:: WORK ITEM ::
Repeat the entries that follow from start to finish, keeping every character.

● ● ● ●

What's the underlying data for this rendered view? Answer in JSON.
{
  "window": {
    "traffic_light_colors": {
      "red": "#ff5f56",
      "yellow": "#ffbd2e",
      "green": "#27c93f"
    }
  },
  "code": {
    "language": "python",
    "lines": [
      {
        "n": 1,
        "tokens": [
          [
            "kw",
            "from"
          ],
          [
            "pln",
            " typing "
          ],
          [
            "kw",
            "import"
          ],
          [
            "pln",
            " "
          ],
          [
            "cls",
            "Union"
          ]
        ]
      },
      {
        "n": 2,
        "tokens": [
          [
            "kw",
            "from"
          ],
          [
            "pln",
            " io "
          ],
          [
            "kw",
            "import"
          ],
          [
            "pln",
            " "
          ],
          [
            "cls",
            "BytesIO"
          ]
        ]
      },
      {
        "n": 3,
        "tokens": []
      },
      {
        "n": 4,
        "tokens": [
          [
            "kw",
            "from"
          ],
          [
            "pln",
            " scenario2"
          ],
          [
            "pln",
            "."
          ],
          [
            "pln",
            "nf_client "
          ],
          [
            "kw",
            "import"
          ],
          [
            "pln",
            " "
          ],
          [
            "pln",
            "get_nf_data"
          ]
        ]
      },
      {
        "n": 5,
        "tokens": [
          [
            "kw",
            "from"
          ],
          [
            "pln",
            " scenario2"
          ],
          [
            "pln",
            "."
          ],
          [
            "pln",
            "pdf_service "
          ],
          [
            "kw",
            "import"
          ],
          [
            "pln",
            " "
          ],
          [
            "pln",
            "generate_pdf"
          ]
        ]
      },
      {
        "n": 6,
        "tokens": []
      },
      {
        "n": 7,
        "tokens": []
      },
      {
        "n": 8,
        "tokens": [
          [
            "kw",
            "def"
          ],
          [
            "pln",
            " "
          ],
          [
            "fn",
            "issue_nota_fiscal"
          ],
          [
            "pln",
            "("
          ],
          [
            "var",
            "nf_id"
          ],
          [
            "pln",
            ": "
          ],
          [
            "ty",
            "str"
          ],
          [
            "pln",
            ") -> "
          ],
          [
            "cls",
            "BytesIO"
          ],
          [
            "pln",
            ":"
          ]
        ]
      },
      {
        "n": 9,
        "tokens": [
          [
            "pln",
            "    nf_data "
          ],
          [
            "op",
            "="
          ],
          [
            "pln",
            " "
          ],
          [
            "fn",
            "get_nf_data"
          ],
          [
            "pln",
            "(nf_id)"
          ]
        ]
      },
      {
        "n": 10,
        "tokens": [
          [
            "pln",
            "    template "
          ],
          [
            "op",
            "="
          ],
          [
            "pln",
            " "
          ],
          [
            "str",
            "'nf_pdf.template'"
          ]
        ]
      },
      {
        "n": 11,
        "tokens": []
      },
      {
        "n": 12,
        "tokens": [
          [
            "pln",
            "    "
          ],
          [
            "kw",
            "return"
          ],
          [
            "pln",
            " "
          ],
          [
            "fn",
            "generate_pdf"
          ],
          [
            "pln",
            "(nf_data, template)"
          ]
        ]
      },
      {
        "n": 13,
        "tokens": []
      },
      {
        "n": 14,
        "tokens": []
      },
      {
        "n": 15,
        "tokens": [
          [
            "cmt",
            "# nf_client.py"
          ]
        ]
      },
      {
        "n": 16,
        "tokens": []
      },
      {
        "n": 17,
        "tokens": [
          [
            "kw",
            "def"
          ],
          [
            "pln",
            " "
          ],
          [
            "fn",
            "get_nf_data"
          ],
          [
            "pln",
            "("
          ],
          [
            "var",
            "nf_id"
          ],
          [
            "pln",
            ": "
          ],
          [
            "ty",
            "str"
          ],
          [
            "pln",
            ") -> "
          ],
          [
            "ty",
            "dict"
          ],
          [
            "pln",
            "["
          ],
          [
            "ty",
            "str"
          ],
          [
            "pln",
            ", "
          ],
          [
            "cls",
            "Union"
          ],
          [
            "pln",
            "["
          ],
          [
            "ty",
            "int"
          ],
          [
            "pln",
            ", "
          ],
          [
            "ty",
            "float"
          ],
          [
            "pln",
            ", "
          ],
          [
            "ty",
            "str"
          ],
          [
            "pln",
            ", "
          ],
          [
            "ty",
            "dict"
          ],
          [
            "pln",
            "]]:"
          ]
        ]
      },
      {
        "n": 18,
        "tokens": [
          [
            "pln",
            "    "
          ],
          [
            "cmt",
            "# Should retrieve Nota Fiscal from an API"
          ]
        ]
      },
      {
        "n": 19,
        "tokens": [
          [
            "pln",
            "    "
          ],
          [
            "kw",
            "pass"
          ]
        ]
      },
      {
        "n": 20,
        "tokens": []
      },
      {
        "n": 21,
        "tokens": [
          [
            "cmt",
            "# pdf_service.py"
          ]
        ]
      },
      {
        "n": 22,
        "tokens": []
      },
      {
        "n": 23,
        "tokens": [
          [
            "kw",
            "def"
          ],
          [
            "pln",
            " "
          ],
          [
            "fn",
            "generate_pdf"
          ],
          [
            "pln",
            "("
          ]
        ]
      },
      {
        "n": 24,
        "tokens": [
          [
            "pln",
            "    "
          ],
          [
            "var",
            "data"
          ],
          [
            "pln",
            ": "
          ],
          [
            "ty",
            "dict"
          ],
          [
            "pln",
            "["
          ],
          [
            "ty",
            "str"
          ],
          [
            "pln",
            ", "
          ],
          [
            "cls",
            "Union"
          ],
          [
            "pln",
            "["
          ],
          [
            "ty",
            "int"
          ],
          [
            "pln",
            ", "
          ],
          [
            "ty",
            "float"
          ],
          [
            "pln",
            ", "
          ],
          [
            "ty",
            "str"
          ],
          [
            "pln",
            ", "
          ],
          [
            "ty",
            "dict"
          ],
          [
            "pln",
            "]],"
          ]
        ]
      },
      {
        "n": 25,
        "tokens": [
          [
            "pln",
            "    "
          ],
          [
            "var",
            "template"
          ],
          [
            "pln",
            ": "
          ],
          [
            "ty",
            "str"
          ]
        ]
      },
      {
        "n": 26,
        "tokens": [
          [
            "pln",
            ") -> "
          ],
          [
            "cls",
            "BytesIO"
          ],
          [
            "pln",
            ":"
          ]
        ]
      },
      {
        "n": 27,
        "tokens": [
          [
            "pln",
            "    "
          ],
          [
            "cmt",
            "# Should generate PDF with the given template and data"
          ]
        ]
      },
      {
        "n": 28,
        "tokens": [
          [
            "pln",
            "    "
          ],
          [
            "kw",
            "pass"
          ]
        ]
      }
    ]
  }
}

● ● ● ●

:: OUTPUT OF THE EXERCISE ::
What's the underlying data for this rendered view? Answer in JSON.
{
  "window": {
    "traffic_light_colors": {
      "red": "#ff5f56",
      "yellow": "#ffbd2e",
      "green": "#27c93f"
    }
  },
  "code": {
    "language": "python",
    "lines": [
      {
        "n": 1,
        "tokens": [
          [
            "kw",
            "from"
          ],
          [
            "pln",
            " typing "
          ],
          [
            "kw",
            "import"
          ],
          [
            "pln",
            " "
          ],
          [
            "cls",
            "Union"
          ]
        ]
      },
      {
        "n": 2,
        "tokens": [
          [
            "kw",
            "from"
          ],
          [
            "pln",
            " io "
          ],
          [
            "kw",
            "import"
          ],
          [
            "pln",
            " "
          ],
          [
            "cls",
            "BytesIO"
          ]
        ]
      },
      {
        "n": 3,
        "tokens": []
      },
      {
        "n": 4,
        "tokens": [
          [
            "kw",
            "from"
          ],
          [
            "pln",
            " scenario2"
          ],
          [
            "pln",
            "."
          ],
          [
            "pln",
            "nf_client "
          ],
          [
            "kw",
            "import"
          ],
          [
            "pln",
            " "
          ],
          [
            "pln",
            "get_nf_data"
          ]
        ]
      },
      {
        "n": 5,
        "tokens": [
          [
            "kw",
            "from"
          ],
          [
            "pln",
            " scenario2"
          ],
          [
            "pln",
            "."
          ],
          [
            "pln",
            "pdf_service "
          ],
          [
            "kw",
            "import"
          ],
          [
            "pln",
            " "
          ],
          [
            "pln",
            "generate_pdf"
          ]
        ]
      },
      {
        "n": 6,
        "tokens": []
      },
      {
        "n": 7,
        "tokens": []
      },
      {
        "n": 8,
        "tokens": [
          [
            "kw",
            "def"
          ],
          [
            "pln",
            " "
          ],
          [
            "fn",
            "issue_nota_fiscal"
          ],
          [
            "pln",
            "("
          ],
          [
            "var",
            "nf_id"
          ],
          [
            "pln",
            ": "
          ],
          [
            "ty",
            "str"
          ],
          [
            "pln",
            ") -> "
          ],
          [
            "cls",
            "BytesIO"
          ],
          [
            "pln",
            ":"
          ]
        ]
      },
      {
        "n": 9,
        "tokens": [
          [
            "pln",
            "    nf_data "
          ],
          [
            "op",
            "="
          ],
          [
            "pln",
            " "
          ],
          [
            "fn",
            "get_nf_data"
          ],
          [
            "pln",
            "(nf_id)"
          ]
        ]
      },
      {
        "n": 10,
        "tokens": [
          [
            "pln",
            "    template "
          ],
          [
            "op",
            "="
          ],
          [
            "pln",
            " "
          ],
          [
            "str",
            "'nf_pdf.template'"
          ]
        ]
      },
      {
        "n": 11,
        "tokens": []
      },
      {
        "n": 12,
        "tokens": [
          [
            "pln",
            "    "
          ],
          [
            "kw",
            "return"
          ],
          [
            "pln",
            " "
          ],
          [
            "fn",
            "generate_pdf"
          ],
          [
            "pln",
            "(nf_data, template)"
          ]
        ]
      },
      {
        "n": 13,
        "tokens": []
      },
      {
        "n": 14,
        "tokens": []
      },
      {
        "n": 15,
        "tokens": [
          [
            "cmt",
            "# nf_client.py"
          ]
        ]
      },
      {
        "n": 16,
        "tokens": []
      },
      {
        "n": 17,
        "tokens": [
          [
            "kw",
            "def"
          ],
          [
            "pln",
            " "
          ],
          [
            "fn",
            "get_nf_data"
          ],
          [
            "pln",
            "("
          ],
          [
            "var",
            "nf_id"
          ],
          [
            "pln",
            ": "
          ],
          [
            "ty",
            "str"
          ],
          [
            "pln",
            ") -> "
          ],
          [
            "ty",
            "dict"
          ],
          [
            "pln",
            "["
          ],
          [
            "ty",
            "str"
          ],
          [
            "pln",
            ", "
          ],
          [
            "cls",
            "Union"
          ],
          [
            "pln",
            "["
          ],
          [
            "ty",
            "int"
          ],
          [
            "pln",
            ", "
          ],
          [
            "ty",
            "float"
          ],
          [
            "pln",
            ", "
          ],
          [
            "ty",
            "str"
          ],
          [
            "pln",
            ", "
          ],
          [
            "ty",
            "dict"
          ],
          [
            "pln",
            "]]:"
          ]
        ]
      },
      {
        "n": 18,
        "tokens": [
          [
            "pln",
            "    "
          ],
          [
            "cmt",
            "# Should retrieve Nota Fiscal from an API"
          ]
        ]
      },
      {
        "n": 19,
        "tokens": [
          [
            "pln",
            "    "
          ],
          [
            "kw",
            "pass"
          ]
        ]
      },
      {
        "n": 20,
        "tokens": []
      },
      {
        "n": 21,
        "tokens": [
          [
            "cmt",
            "# pdf_service.py"
          ]
        ]
      },
      {
        "n": 22,
        "tokens": []
      },
      {
        "n": 23,
        "tokens": [
          [
            "kw",
            "def"
          ],
          [
            "pln",
            " "
          ],
          [
            "fn",
            "generate_pdf"
          ],
          [
            "pln",
            "("
          ]
        ]
      },
      {
        "n": 24,
        "tokens": [
          [
            "pln",
            "    "
          ],
          [
            "var",
            "data"
          ],
          [
            "pln",
            ": "
          ],
          [
            "ty",
            "dict"
          ],
          [
            "pln",
            "["
          ],
          [
            "ty",
            "str"
          ],
          [
            "pln",
            ", "
          ],
          [
            "cls",
            "Union"
          ],
          [
            "pln",
            "["
          ],
          [
            "ty",
            "int"
          ],
          [
            "pln",
            ", "
          ],
          [
            "ty",
            "float"
          ],
          [
            "pln",
            ", "
          ],
          [
            "ty",
            "str"
          ],
          [
            "pln",
            ", "
          ],
          [
            "ty",
            "dict"
          ],
          [
            "pln",
            "]],"
          ]
        ]
      },
      {
        "n": 25,
        "tokens": [
          [
            "pln",
            "    "
          ],
          [
            "var",
            "template"
          ],
          [
            "pln",
            ": "
          ],
          [
            "ty",
            "str"
          ]
        ]
      },
      {
        "n": 26,
        "tokens": [
          [
            "pln",
            ") -> "
          ],
          [
            "cls",
            "BytesIO"
          ],
          [
            "pln",
            ":"
          ]
        ]
      },
      {
        "n": 27,
        "tokens": [
          [
            "pln",
            "    "
          ],
          [
            "cmt",
            "# Should generate PDF with the given template and data"
          ]
        ]
      },
      {
        "n": 28,
        "tokens": [
          [
            "pln",
            "    "
          ],
          [
            "kw",
            "pass"
          ]
        ]
      }
    ]
  }
}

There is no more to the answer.